_TASK INSTRUCTIONS_
Please find the lines in the following records that hold "yellow", and copy them.

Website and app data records
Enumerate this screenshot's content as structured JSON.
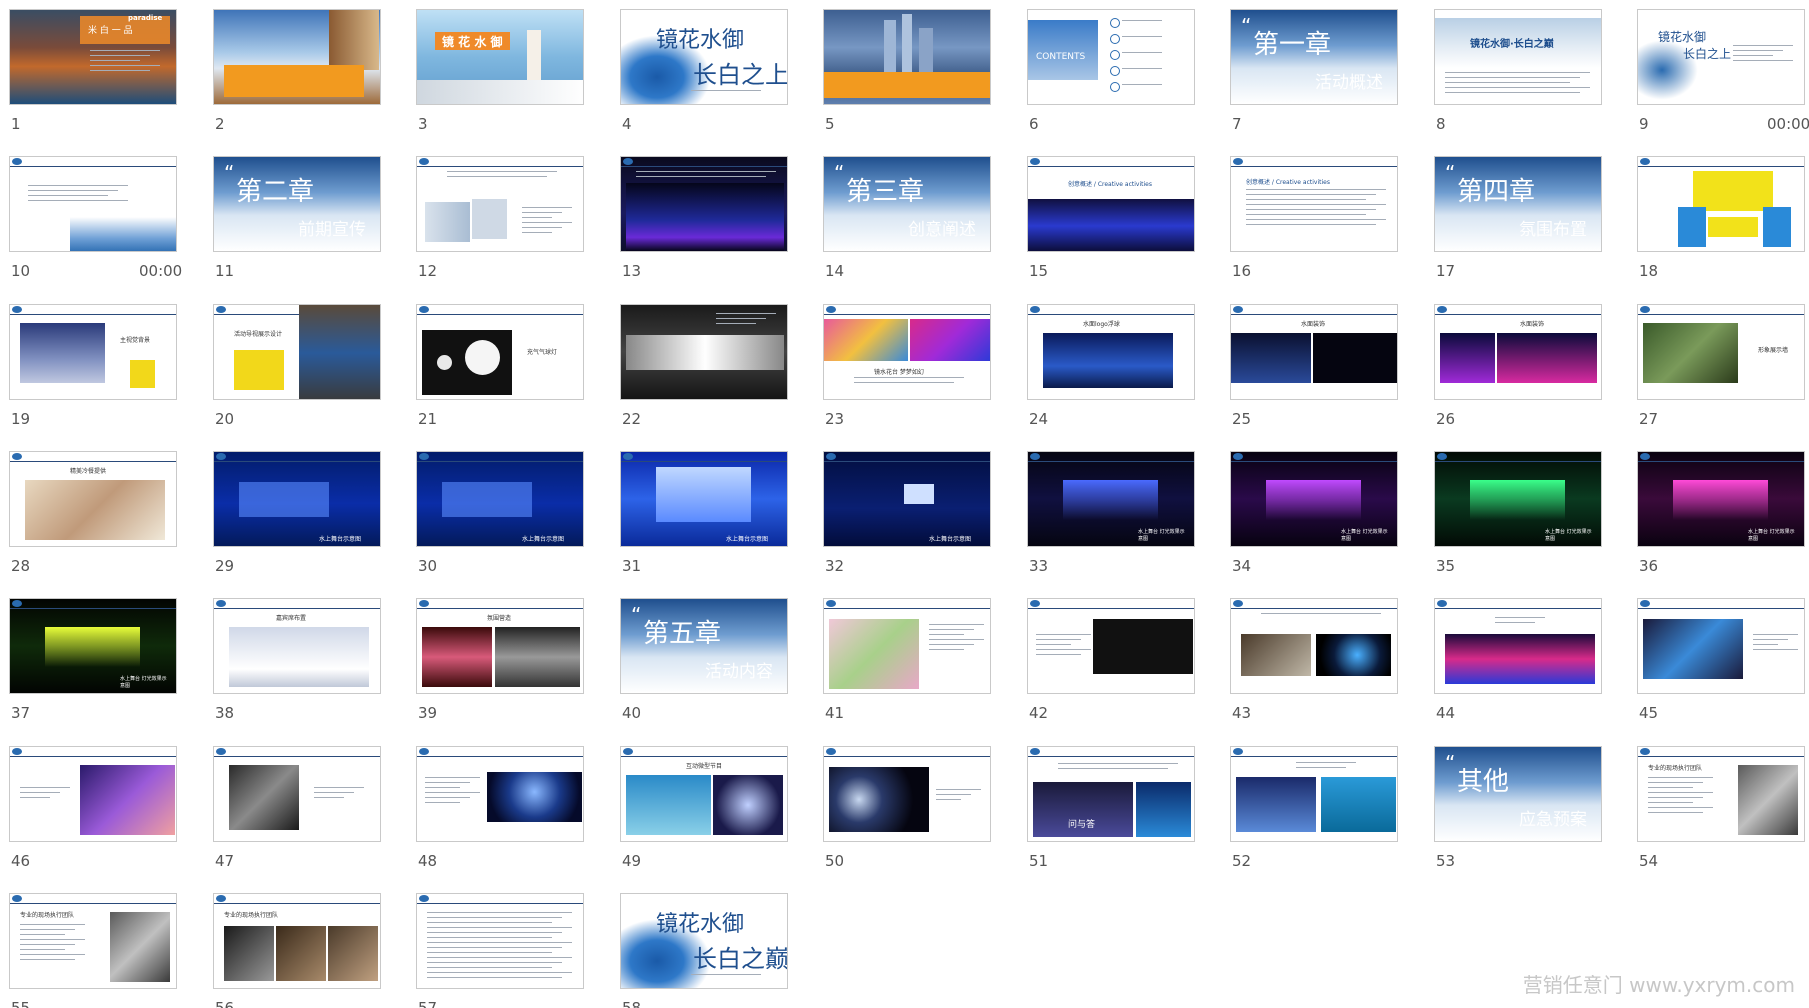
{
  "watermark": "营销任意门 www.yxrym.com",
  "slides": [
    {
      "num": "1",
      "time": "",
      "theme": "coastal-title",
      "texts": [
        "paradise",
        "米 白 一 品"
      ]
    },
    {
      "num": "2",
      "time": "",
      "theme": "sky-ship",
      "texts": []
    },
    {
      "num": "3",
      "time": "",
      "theme": "sea-balcony",
      "texts": [
        "镜 花 水 御"
      ]
    },
    {
      "num": "4",
      "time": "",
      "theme": "ink-cover",
      "texts": [
        "镜花水御",
        "长白之上"
      ]
    },
    {
      "num": "5",
      "time": "",
      "theme": "city-skyline",
      "texts": []
    },
    {
      "num": "6",
      "time": "",
      "theme": "contents",
      "texts": [
        "CONTENTS"
      ]
    },
    {
      "num": "7",
      "time": "",
      "theme": "chapter",
      "texts": [
        "第一章",
        "活动概述"
      ]
    },
    {
      "num": "8",
      "time": "",
      "theme": "banner-text",
      "texts": [
        "镜花水御·长白之巅"
      ]
    },
    {
      "num": "9",
      "time": "00:00",
      "theme": "ink-small",
      "texts": [
        "镜花水御",
        "长白之上"
      ]
    },
    {
      "num": "10",
      "time": "00:00",
      "theme": "text-wave",
      "texts": []
    },
    {
      "num": "11",
      "time": "",
      "theme": "chapter",
      "texts": [
        "第二章",
        "前期宣传"
      ]
    },
    {
      "num": "12",
      "time": "",
      "theme": "doc-images",
      "texts": []
    },
    {
      "num": "13",
      "time": "",
      "theme": "stage-dark",
      "texts": []
    },
    {
      "num": "14",
      "time": "",
      "theme": "chapter",
      "texts": [
        "第三章",
        "创意阐述"
      ]
    },
    {
      "num": "15",
      "time": "",
      "theme": "doc-stage",
      "texts": [
        "创意概述 / Creative activities"
      ]
    },
    {
      "num": "16",
      "time": "",
      "theme": "doc-text",
      "texts": [
        "创意概述 / Creative activities"
      ]
    },
    {
      "num": "17",
      "time": "",
      "theme": "chapter",
      "texts": [
        "第四章",
        "氛围布置"
      ]
    },
    {
      "num": "18",
      "time": "",
      "theme": "diagram-yellow",
      "texts": []
    },
    {
      "num": "19",
      "time": "",
      "theme": "doc-night",
      "texts": [
        "主视觉背景"
      ]
    },
    {
      "num": "20",
      "time": "",
      "theme": "doc-sign",
      "texts": [
        "活动导视展示设计"
      ]
    },
    {
      "num": "21",
      "time": "",
      "theme": "balloons",
      "texts": [
        "充气气球灯"
      ]
    },
    {
      "num": "22",
      "time": "",
      "theme": "logo-dark",
      "texts": []
    },
    {
      "num": "23",
      "time": "",
      "theme": "doc-colorful",
      "texts": [
        "镜水花台 梦梦如幻"
      ]
    },
    {
      "num": "24",
      "time": "",
      "theme": "doc-water",
      "texts": [
        "水面logo浮球"
      ]
    },
    {
      "num": "25",
      "time": "",
      "theme": "doc-lights",
      "texts": [
        "水面装饰"
      ]
    },
    {
      "num": "26",
      "time": "",
      "theme": "doc-laser",
      "texts": [
        "水面装饰"
      ]
    },
    {
      "num": "27",
      "time": "",
      "theme": "doc-green",
      "texts": [
        "形象展示墙"
      ]
    },
    {
      "num": "28",
      "time": "",
      "theme": "doc-food",
      "texts": [
        "精美冷餐提供"
      ]
    },
    {
      "num": "29",
      "time": "",
      "theme": "night-stage-blue",
      "texts": [
        "水上舞台示意图"
      ]
    },
    {
      "num": "30",
      "time": "",
      "theme": "night-stage-blue",
      "texts": [
        "水上舞台示意图"
      ]
    },
    {
      "num": "31",
      "time": "",
      "theme": "night-stage-bright",
      "texts": [
        "水上舞台示意图"
      ]
    },
    {
      "num": "32",
      "time": "",
      "theme": "night-stage-far",
      "texts": [
        "水上舞台示意图"
      ]
    },
    {
      "num": "33",
      "time": "",
      "theme": "concert-blue",
      "texts": [
        "水上舞台 灯光效果示意图"
      ]
    },
    {
      "num": "34",
      "time": "",
      "theme": "concert-purple",
      "texts": [
        "水上舞台 灯光效果示意图"
      ]
    },
    {
      "num": "35",
      "time": "",
      "theme": "concert-green",
      "texts": [
        "水上舞台 灯光效果示意图"
      ]
    },
    {
      "num": "36",
      "time": "",
      "theme": "concert-pink",
      "texts": [
        "水上舞台 灯光效果示意图"
      ]
    },
    {
      "num": "37",
      "time": "",
      "theme": "concert-yellow",
      "texts": [
        "水上舞台 灯光效果示意图"
      ]
    },
    {
      "num": "38",
      "time": "",
      "theme": "doc-seats",
      "texts": [
        "嘉宾席布置"
      ]
    },
    {
      "num": "39",
      "time": "",
      "theme": "doc-fountain",
      "texts": [
        "氛围营造"
      ]
    },
    {
      "num": "40",
      "time": "",
      "theme": "chapter",
      "texts": [
        "第五章",
        "活动内容"
      ]
    },
    {
      "num": "41",
      "time": "",
      "theme": "doc-dancers",
      "texts": []
    },
    {
      "num": "42",
      "time": "",
      "theme": "doc-dark-show",
      "texts": []
    },
    {
      "num": "43",
      "time": "",
      "theme": "doc-egg",
      "texts": []
    },
    {
      "num": "44",
      "time": "",
      "theme": "doc-concert",
      "texts": []
    },
    {
      "num": "45",
      "time": "",
      "theme": "doc-dance",
      "texts": []
    },
    {
      "num": "46",
      "time": "",
      "theme": "doc-host",
      "texts": []
    },
    {
      "num": "47",
      "time": "",
      "theme": "doc-speech",
      "texts": []
    },
    {
      "num": "48",
      "time": "",
      "theme": "doc-sphere",
      "texts": []
    },
    {
      "num": "49",
      "time": "",
      "theme": "doc-underwater",
      "texts": [
        "互动微型节目"
      ]
    },
    {
      "num": "50",
      "time": "",
      "theme": "doc-moon",
      "texts": []
    },
    {
      "num": "51",
      "time": "",
      "theme": "doc-screen",
      "texts": [
        "问与答"
      ]
    },
    {
      "num": "52",
      "time": "",
      "theme": "doc-mermaid",
      "texts": []
    },
    {
      "num": "53",
      "time": "",
      "theme": "chapter",
      "texts": [
        "其他",
        "应急预案"
      ]
    },
    {
      "num": "54",
      "time": "",
      "theme": "doc-team",
      "texts": [
        "专业的现场执行团队"
      ]
    },
    {
      "num": "55",
      "time": "",
      "theme": "doc-team2",
      "texts": [
        "专业的现场执行团队"
      ]
    },
    {
      "num": "56",
      "time": "",
      "theme": "doc-team3",
      "texts": [
        "专业的现场执行团队"
      ]
    },
    {
      "num": "57",
      "time": "",
      "theme": "doc-textonly",
      "texts": []
    },
    {
      "num": "58",
      "time": "",
      "theme": "ink-cover",
      "texts": [
        "镜花水御",
        "长白之巅"
      ]
    }
  ]
}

_EXPECTED ANSWER_
      "theme": "diagram-yellow",
      "theme": "concert-yellow",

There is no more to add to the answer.